“A good beginners idea is to write down everything you think you will need for the trip. Then before you pack weigh everything and record it next to the item. Then think of ways to reduce their weight. Lighter options of their needs. Need vs Want. Sharing items. Pack once you meet the desired weight.” –Lorna
“Having a list to work off really helps: both to stop yourself from packing unnecessary things and to make sure you don’t forget something important. If it’s your first backpacking trip you can borrow a more experienced hiker’s list to start with. Don’t take too many clothes, and make sure you have enough water and can navigate.” –Ruth
“Lists, lists, lists. Especially between people going, so only one who person brings the shared item or maybe two in case of emergencies. There are so many online resources for what is really needed. Check one out.” -Michelle
“It’s a super small weight reducing tip, but the husband has started taking the packaged dehydrated meals (Mountain House etc) out of the packages they come in and putting them in regular ziploc bags in smaller portions, you can pour hot water in them and they won’t melt. It helped to decrease the weight a little bit and decreased the amount of garbage to deal with after the meal.” –Jennifer
“Know how to pack your backpack. Heavy stuff in the middle against your back. Utilize a weighted list. Every item you want to take and it’s weight. Don’t carry more than a third of your weight.” – Stephanie
“I know it’s a debated topic and might make some ladies squeamish, but I’ve switched to a pee rag and haven’t looked back…I cut a bandana into quarters so it’s not so big and let it dry on the outside of my pack. UV is great for this! I’ve cloth diapered both of my kids, and laying inserts in the sun is recommended in the same way. I definitely give it a rinse at the end of the day, and I picked a distinct color so my family knows what it’s for. Wet wipes and a ziploc bag for anything else. I’ve seen people pack out 1-2 full rolls of toilet paper, and that takes up WAY too much room. I find toilet paper all over the woods behind my house.” –Kathryn
“I use a rag too. Wet wipes and zip bag for poo wipes. Easiest solution I’ve found. Use a cup for that time of the month as well.” –Stephanie
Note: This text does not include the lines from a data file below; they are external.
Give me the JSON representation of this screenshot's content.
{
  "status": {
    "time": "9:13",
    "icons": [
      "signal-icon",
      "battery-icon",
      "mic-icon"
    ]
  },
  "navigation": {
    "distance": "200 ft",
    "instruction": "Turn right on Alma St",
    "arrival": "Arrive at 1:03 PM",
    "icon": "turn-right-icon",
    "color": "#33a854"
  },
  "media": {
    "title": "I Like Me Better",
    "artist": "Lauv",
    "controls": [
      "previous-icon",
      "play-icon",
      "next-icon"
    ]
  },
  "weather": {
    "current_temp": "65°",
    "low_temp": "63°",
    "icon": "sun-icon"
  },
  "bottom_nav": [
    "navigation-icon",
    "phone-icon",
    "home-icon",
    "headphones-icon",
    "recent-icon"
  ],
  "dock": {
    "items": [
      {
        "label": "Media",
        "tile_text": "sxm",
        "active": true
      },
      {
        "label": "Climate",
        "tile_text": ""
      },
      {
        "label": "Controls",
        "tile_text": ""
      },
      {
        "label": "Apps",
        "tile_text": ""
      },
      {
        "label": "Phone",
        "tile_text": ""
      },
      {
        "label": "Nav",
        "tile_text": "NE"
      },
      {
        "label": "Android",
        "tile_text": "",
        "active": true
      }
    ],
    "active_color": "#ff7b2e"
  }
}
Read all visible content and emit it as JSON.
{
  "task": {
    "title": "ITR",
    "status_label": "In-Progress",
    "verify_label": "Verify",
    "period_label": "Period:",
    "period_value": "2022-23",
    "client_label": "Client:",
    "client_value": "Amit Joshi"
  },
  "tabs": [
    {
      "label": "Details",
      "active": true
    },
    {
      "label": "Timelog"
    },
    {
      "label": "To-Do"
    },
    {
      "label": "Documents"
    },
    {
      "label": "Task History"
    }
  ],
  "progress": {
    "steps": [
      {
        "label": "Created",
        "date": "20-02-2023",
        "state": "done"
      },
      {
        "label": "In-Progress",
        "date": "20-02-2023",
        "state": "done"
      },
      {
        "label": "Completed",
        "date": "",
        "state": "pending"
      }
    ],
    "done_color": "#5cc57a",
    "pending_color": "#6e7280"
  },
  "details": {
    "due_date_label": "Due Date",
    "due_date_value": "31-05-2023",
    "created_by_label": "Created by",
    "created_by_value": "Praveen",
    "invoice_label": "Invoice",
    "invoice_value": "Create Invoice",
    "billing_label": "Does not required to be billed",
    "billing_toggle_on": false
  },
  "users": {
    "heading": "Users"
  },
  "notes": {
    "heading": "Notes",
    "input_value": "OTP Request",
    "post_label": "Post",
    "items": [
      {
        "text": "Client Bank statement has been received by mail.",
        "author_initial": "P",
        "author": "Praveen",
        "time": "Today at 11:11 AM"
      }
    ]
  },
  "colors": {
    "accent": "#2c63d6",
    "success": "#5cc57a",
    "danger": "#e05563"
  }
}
“I agree with Tina – split so there are no duplications – I’m a weight freak – I pack, weigh, unpack, eliminate, repack, weigh, etc...I carry no more than 25lbs. And I make sure I stick to that weight.” –Jill
“Ideally it’s nice to have a group packing meeting before a trip. That way you can figure out what to share, what to ditch, and if there are new folks you can help them pack properly.” –Kate
“I typically pack with guys, since most women I’ve met won’t camp. I’ve noticed the guys in my groups sometimes using it as a badge of honor that they can carry a heavy load. That slows the pace down and wears them down quickly. Meetings are a great way to make sure everyone is on the same page as who’s taking what and what isn’t necessary…as long as no one cuts on things important to basic survival if split up!” -Kathryn
“Best advice: Don’t pack ultra-light, unless you have ultra experience! Beginners will always have a little more weight than necessary. Only things there should be double of are things necessary for survival, in case the group gets split up… whether forced or accidental.” –Chelsea
As for me…I repackage everything! I take food out of it’s original containers. I take my sleeping bag, sleeping pad and tent out of their stuff sacks and stuff them into my backpack. I also take minimal clothing and hygiene items and I can’t stand to have things hanging off my pack! I prefer a Ursack over a bear canister because it’s easier to pack. I like to lay out what I think I’ll need on the floor and then leave half of it at home. After a few trips with a heavy pack you’ll realize how little you really do need.